Source data:
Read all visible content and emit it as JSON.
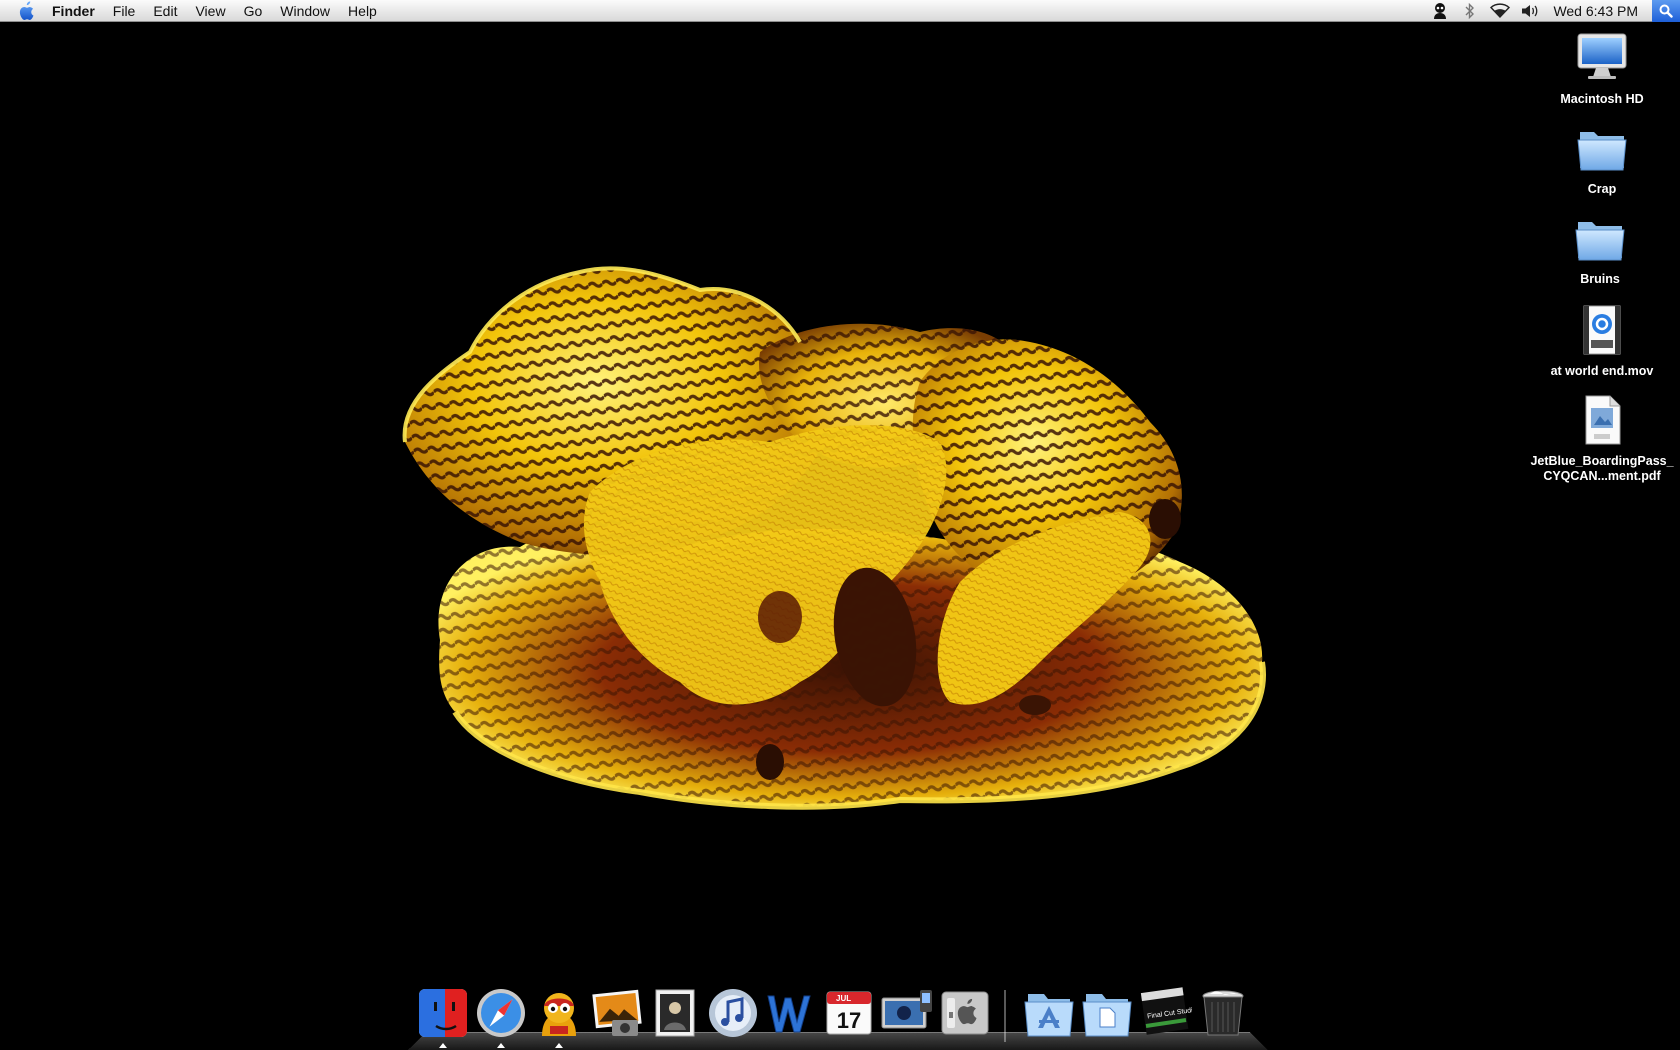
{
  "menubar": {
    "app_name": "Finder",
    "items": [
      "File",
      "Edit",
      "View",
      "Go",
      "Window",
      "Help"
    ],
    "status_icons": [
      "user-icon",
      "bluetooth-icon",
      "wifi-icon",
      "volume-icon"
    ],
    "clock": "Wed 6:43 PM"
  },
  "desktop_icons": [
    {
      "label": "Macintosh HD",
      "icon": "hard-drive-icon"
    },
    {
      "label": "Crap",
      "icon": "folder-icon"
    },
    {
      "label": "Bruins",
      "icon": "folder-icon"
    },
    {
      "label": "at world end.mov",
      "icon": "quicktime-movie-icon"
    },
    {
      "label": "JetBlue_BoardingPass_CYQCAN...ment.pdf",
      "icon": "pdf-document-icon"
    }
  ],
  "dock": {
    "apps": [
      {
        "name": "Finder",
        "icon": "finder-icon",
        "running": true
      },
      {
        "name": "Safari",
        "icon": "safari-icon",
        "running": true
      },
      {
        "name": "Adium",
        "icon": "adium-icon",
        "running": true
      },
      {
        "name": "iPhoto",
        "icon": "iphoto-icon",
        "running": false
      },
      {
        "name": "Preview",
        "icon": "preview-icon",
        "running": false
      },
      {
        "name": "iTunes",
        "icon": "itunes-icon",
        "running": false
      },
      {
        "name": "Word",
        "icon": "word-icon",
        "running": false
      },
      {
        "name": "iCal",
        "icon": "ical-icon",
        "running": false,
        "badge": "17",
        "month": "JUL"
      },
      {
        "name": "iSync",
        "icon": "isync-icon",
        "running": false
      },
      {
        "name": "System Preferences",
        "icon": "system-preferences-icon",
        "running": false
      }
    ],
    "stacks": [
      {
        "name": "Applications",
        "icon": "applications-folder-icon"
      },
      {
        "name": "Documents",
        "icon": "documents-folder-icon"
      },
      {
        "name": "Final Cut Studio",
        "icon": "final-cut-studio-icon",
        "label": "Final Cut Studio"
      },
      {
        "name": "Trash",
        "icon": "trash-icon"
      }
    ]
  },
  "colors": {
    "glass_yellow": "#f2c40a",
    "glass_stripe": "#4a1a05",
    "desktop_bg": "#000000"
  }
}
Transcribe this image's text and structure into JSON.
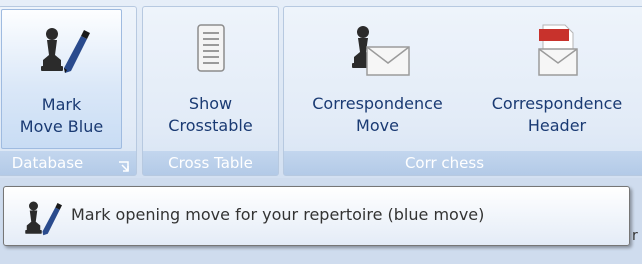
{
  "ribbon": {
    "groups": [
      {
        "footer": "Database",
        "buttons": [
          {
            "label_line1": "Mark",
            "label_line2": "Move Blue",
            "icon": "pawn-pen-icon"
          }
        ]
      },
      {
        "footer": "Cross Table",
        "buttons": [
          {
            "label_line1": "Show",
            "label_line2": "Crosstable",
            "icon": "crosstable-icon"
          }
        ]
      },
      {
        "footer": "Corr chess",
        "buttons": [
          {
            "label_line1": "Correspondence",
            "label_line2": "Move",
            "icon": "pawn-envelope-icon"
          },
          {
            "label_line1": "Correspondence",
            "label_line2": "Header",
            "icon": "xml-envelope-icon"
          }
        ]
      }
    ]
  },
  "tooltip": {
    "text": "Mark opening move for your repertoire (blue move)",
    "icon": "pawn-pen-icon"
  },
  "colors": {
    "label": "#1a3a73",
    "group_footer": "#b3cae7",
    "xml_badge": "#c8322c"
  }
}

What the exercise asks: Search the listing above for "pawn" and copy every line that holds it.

Answer to this problem:
            "icon": "pawn-pen-icon"
            "icon": "pawn-envelope-icon"
    "icon": "pawn-pen-icon"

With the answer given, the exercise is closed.